Note that when you try to speak Finnish with a Finn and they realise you aren’t a native, they’ll switch to English as soon as possible. This makes it difficult to learn the language properly. The best result you can expect is an awkward smile as they try to be polite with you.

Since the grammar is the size of Godzilla and it would take a long post to explain it and this is supposed to be a short one, I will cover some common expressions.

Greetings and Customs

  • To greet a Finn, you can say “terve” or “hei”. If you want to be casual with them, “moro” will work. “Tere” is understood as well and you can try “moi” as well.
  • To tell a Finn goodbye while wanting to see them again, you can say “näkemiin”. To tell them that you don’t want to see them again, you can use “hyvästi” although it still leaves a slight possibility open.
  • To thank for something, you can say “kiitos”. Most Finns don’t notice if you skip thanking, though, so this is an optional step. A simple nod is often enough to acknowledge reception of a message.

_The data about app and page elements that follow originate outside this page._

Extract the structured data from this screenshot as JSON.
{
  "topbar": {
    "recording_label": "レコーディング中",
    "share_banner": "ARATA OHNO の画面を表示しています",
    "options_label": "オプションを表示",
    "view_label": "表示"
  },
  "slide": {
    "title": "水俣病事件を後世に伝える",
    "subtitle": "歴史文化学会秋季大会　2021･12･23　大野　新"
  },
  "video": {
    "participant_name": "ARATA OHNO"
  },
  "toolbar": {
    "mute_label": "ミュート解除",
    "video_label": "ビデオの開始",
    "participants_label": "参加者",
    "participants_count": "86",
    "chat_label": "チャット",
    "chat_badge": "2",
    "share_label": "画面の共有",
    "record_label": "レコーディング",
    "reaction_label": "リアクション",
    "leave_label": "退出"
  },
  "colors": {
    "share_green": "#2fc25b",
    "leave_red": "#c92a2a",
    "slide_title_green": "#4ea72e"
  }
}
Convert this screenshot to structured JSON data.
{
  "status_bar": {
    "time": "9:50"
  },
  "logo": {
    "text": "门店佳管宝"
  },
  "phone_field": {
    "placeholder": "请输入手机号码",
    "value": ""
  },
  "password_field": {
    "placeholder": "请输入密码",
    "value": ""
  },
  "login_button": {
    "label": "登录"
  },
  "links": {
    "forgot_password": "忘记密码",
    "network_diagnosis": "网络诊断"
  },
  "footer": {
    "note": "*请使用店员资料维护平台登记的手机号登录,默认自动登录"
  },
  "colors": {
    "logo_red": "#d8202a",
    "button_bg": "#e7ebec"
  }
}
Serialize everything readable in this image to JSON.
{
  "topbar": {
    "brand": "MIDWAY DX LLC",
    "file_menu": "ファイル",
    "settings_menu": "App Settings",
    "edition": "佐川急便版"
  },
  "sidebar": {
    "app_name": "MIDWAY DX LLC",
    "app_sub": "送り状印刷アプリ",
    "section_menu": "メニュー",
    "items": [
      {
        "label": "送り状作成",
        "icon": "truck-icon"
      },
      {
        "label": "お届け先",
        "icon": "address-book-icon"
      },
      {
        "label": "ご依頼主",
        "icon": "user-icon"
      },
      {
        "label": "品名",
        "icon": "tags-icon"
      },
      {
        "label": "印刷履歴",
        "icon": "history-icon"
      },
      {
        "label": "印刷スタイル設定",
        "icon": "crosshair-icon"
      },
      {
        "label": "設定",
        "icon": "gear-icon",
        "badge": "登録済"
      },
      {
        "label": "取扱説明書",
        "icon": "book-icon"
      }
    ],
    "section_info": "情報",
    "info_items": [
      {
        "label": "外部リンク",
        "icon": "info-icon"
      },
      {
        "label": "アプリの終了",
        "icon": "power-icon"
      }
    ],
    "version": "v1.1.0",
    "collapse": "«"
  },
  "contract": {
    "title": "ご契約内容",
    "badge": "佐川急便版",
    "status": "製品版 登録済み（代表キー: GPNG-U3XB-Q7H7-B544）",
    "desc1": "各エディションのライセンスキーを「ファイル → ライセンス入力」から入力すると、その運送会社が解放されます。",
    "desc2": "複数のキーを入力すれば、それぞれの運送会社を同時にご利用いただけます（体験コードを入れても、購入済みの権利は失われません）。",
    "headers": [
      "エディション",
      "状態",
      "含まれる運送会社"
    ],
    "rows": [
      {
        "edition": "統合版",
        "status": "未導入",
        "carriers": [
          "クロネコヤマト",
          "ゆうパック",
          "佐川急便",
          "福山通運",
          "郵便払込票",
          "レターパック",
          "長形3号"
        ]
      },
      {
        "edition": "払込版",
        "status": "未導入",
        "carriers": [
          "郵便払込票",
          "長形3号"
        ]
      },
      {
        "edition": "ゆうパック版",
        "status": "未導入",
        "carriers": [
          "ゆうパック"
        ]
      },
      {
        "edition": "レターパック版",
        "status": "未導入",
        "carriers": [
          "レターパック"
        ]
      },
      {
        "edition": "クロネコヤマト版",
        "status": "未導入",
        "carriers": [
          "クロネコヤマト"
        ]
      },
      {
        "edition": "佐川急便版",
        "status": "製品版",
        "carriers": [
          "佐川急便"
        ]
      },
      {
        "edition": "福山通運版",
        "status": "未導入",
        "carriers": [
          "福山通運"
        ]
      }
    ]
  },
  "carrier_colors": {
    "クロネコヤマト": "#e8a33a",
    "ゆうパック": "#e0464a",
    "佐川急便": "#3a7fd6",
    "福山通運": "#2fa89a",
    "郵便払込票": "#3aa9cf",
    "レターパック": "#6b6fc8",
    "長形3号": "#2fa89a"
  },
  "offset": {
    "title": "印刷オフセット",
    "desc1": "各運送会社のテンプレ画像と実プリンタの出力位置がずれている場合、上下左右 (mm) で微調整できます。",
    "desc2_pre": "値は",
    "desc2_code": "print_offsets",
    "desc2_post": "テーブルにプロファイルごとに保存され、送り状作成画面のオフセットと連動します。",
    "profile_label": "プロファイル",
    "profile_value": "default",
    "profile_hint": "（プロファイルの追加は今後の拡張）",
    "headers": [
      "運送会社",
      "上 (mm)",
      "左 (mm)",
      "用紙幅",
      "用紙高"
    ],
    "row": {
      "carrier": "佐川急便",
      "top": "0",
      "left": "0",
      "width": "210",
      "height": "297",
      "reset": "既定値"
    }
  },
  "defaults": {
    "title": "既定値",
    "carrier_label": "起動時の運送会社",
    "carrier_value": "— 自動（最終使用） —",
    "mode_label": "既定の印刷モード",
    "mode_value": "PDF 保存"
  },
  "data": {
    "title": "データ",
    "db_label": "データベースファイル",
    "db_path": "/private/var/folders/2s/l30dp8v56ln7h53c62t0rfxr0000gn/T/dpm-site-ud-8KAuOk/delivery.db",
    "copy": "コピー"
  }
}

  • To say “bon apetit” in Finnish, you can use a simple phrase. Try “hyvää ruokahalua”. Simple as that.
  • To order a beer, you can “kalja”. Or if you want to be particularly polite, “kalja, kiitos”. If you want to specify the amount, you can say “yksi kalja, kiitos” (one beer, please) and if you just want to drink without specifying how much, you can use “kaljaa” which should get more or less the same result.
  • To order a non-alcoholic beer, you should use “alkoholiton” before saying “kalja” (you get “alkoholiton kalja”). Our beer comes with alcohol by default.
  • If beer is too much, you can also order water by saying “vettä”. A lemonade would be “limsaa” but it’s likely better to specify the brand you prefer as otherwise they’ll ask you something in Finnish you won’t understand. You might also get a confused look.
  • To order something to eat, you could say “ruokaa” but you get the same problem. If you prefer meat, you can use “liharuokaa” and if you prefer vegetarian, you can use “kasvisruokaa”. I cannot guarantee it’s vegan, though, and you may have to state separately that you are a vegan by saying “olen vegaani”.


  • To say that you are a programmer, you could say “olen ohjelmoija”.
  • To say that you are a web programmer, you could adapt as “olen web-ohjelmoija” and if you prefer React, maybe “olen React-ohjelmoija” or “olen web-ohjelmoija ja koodaan Reactia” (I am a web programmer and I code React).
  • To say that you can program React, you can say “osaan koodata Reactia”.
  • If you prefer whitespace over tabs, you can say “käytän välilyöntejä, en tabeja”. You can figure out yourself how to reverse the argument (pro tip: swap certain words).
  • To refer to the source code, you can say “lähdekoodi”, “koodi”, or “sorsa”. Sorsa is slang and means a mallard as well.


The nice thing is that you don’t have to learn Finnish in order to participate in React Finland! We will speak English with our beautiful Finnish accent (also known as tankero or rally English) with you.

If you want to know more about the language, continue to part two.